And this blog is inviting you to share in the process.

Who knows where this story might lead?

The certificate for my winning manuscript.

The certificate for my winning manuscript.

And just for fun, I am writing a story a day as a self-imposed challenge. I’m up to day 6 so far.

Here is one of my favourites  called ‘Silence Except’ that I wrote yesterday. It’s got nothing to do with buttons this one but you might find you like my writing and want to read more of my stories… (I’m feeling brave sharing this so please be gentle).

And if you like it, please share it because this little button-loving mummy could use all the support she can get.

SILENCE EXCEPT… (a draft – copyright Katrina Ward 2014).

Our house is usually quiet at night. Except on curry night it can be much noisier.

It’s mostly silent except Fweeeeeeeep

That was Mum.

You can also hear the clock ticking and then PWAAAAAARP.

That was Dad.

Sometimes there are footsteps. Pad pad pad.

And the fridge. Errink.

And something pouring. Ploid ploid ploid ploid

And somebody drinking. gulp gulp gulp then Aaaah. And Pad pad pad. Then Kaploomph.

And then silence again.

Silence except for Pfooooff.

That was the dog.

And Squeee-fweep.

That was mum again.

And Feeeeeeooorrrrrp.

And Plurrrrrrrrrthorrrrrrrrrp.


And mum giggling.


That was me.

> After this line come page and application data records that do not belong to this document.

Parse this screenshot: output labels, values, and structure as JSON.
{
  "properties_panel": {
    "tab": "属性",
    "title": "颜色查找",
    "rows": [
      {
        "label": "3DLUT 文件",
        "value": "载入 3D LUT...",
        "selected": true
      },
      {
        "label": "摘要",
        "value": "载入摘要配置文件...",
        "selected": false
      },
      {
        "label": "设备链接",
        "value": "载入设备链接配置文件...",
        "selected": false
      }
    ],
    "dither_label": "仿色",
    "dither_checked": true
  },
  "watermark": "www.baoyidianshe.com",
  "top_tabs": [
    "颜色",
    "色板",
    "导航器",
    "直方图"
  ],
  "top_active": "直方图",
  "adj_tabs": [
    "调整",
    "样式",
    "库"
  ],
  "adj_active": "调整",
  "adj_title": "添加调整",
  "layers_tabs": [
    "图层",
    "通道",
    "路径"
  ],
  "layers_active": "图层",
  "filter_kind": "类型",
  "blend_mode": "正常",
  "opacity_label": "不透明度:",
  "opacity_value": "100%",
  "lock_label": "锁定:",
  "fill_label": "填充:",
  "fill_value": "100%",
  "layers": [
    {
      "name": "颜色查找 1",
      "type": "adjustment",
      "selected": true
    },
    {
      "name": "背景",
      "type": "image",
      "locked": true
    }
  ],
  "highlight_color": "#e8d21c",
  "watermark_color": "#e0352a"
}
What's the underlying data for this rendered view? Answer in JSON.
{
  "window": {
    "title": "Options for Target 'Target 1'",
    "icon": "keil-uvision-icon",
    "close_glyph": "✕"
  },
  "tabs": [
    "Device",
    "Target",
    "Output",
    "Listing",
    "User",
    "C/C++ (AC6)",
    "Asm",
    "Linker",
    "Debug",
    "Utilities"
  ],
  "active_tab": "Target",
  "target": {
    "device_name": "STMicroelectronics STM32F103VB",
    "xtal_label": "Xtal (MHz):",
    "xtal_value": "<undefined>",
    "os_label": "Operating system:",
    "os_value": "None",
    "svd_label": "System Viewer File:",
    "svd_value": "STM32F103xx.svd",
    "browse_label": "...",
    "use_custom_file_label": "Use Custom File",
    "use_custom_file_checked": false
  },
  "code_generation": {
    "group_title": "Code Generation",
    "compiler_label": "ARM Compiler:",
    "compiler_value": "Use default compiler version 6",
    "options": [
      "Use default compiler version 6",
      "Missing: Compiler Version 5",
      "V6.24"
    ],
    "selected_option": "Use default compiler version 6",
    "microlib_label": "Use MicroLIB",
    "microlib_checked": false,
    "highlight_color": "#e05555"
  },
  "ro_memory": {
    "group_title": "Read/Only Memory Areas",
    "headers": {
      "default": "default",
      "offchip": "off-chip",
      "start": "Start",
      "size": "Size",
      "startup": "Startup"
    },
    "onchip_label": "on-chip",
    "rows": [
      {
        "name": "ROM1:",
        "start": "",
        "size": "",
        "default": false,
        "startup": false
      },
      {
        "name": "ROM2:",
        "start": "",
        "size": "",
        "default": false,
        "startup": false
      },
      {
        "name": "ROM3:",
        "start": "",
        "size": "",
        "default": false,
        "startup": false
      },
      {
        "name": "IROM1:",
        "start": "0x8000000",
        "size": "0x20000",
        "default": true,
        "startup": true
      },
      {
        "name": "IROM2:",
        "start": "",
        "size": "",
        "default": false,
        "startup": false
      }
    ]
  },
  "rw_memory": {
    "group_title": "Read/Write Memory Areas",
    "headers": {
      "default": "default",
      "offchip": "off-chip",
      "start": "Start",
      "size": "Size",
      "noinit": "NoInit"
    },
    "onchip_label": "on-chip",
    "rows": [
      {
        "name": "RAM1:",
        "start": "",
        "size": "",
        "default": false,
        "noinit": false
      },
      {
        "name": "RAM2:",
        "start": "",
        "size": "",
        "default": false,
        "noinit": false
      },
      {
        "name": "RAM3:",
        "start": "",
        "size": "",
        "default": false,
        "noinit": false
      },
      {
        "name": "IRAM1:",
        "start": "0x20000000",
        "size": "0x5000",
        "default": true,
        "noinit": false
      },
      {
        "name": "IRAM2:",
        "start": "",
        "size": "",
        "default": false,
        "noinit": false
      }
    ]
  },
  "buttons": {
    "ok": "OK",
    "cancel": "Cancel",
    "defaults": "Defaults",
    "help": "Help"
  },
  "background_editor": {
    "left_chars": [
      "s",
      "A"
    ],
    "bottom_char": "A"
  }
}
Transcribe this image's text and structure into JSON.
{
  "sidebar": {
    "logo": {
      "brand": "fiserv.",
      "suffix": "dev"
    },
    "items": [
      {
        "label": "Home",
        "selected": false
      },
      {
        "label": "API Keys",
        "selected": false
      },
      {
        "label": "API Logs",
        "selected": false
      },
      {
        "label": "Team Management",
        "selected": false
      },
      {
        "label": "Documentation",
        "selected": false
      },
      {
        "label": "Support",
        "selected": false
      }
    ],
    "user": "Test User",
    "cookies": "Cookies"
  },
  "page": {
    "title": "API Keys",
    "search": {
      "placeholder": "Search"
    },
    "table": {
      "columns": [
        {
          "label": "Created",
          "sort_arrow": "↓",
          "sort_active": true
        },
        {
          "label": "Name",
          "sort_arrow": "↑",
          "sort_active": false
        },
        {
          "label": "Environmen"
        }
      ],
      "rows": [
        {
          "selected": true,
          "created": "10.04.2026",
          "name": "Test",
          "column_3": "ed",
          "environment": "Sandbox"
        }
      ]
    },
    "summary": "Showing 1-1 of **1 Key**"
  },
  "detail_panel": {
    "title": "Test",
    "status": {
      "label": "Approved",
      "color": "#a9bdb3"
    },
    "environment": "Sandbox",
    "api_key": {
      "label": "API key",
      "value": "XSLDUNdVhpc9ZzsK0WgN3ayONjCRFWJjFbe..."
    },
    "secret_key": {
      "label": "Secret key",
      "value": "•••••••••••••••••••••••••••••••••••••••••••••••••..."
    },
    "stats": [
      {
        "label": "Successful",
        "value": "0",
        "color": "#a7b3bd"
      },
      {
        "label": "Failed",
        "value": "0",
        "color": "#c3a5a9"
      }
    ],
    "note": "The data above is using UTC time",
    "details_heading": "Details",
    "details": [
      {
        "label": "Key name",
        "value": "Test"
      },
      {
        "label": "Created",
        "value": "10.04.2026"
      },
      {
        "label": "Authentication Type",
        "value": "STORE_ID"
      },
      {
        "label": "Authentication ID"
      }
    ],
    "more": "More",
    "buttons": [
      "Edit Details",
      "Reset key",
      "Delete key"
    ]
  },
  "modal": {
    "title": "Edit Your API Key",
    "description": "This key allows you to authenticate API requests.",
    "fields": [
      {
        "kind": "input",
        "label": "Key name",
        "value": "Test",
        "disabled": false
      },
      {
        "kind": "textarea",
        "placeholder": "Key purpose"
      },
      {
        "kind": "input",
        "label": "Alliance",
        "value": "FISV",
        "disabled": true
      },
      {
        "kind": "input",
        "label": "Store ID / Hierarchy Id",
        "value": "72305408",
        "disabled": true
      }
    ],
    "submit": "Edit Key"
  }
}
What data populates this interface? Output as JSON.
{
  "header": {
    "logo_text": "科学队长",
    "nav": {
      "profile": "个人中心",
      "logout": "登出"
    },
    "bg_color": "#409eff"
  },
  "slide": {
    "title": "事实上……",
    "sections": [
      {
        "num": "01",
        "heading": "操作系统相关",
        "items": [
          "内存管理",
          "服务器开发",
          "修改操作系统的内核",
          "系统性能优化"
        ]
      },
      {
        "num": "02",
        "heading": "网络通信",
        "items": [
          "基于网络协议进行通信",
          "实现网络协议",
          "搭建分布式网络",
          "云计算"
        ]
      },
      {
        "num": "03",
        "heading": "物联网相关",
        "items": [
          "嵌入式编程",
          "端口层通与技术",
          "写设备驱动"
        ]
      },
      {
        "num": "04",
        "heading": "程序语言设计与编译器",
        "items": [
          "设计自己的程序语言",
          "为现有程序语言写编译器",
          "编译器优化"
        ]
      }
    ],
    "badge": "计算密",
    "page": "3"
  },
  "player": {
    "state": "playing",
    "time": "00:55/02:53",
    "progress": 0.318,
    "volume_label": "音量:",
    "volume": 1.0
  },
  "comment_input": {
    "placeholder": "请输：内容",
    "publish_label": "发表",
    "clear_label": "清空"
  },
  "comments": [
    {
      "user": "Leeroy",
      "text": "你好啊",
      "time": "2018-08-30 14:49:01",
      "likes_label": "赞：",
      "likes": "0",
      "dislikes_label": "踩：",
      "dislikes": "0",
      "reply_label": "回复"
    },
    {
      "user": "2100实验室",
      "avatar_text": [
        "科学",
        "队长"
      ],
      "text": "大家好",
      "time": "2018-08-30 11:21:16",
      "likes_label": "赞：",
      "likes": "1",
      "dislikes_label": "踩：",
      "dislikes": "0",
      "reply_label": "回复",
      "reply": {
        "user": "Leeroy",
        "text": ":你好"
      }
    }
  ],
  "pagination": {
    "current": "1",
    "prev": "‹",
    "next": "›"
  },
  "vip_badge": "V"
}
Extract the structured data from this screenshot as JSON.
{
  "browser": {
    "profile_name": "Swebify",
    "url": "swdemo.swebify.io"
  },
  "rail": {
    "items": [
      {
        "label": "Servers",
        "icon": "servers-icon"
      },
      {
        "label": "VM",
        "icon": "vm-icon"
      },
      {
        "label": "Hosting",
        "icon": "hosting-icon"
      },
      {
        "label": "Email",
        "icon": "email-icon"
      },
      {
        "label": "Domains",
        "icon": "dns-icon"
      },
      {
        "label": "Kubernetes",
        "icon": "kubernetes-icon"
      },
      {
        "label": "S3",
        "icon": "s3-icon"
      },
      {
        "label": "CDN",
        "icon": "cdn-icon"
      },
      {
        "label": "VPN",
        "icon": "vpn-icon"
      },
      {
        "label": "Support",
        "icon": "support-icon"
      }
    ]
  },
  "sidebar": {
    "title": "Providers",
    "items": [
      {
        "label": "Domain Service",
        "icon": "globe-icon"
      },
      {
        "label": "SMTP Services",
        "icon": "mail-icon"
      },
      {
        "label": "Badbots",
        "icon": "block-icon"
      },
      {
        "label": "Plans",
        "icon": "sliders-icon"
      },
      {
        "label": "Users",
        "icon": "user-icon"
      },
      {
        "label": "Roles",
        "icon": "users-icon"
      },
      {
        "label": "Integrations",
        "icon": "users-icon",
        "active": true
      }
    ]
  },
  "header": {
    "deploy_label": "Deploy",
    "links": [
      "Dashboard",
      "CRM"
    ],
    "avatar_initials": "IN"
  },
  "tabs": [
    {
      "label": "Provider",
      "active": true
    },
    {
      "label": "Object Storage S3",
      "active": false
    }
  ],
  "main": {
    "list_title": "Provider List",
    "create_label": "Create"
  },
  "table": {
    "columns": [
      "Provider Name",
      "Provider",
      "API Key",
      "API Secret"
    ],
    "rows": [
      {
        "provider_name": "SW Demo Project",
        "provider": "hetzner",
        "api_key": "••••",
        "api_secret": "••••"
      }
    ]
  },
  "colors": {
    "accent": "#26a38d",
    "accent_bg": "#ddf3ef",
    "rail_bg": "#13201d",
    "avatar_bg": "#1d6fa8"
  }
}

And then the house is silent again.

Like? Please tell me what you think X

Love and Buttons.

Love Katrina (Outie)

This is how we roll

The Wait

We are on high alert

He sits astride an ocean

Head down, expectant.

Quiet, focussed.

The world halts.

Suspended in time

our lives hang in the breeze

our breaths break like waves

we are the moon and the tide


but nothing on the horizon.

And then…

A ship.

The tide is out.

He beams.

We whoop.

The world relaxes and turns once more.

-KW, 19/10/2014

There is poetry in potty training. Really, there is.

There is poetry in potty training. Really, there is.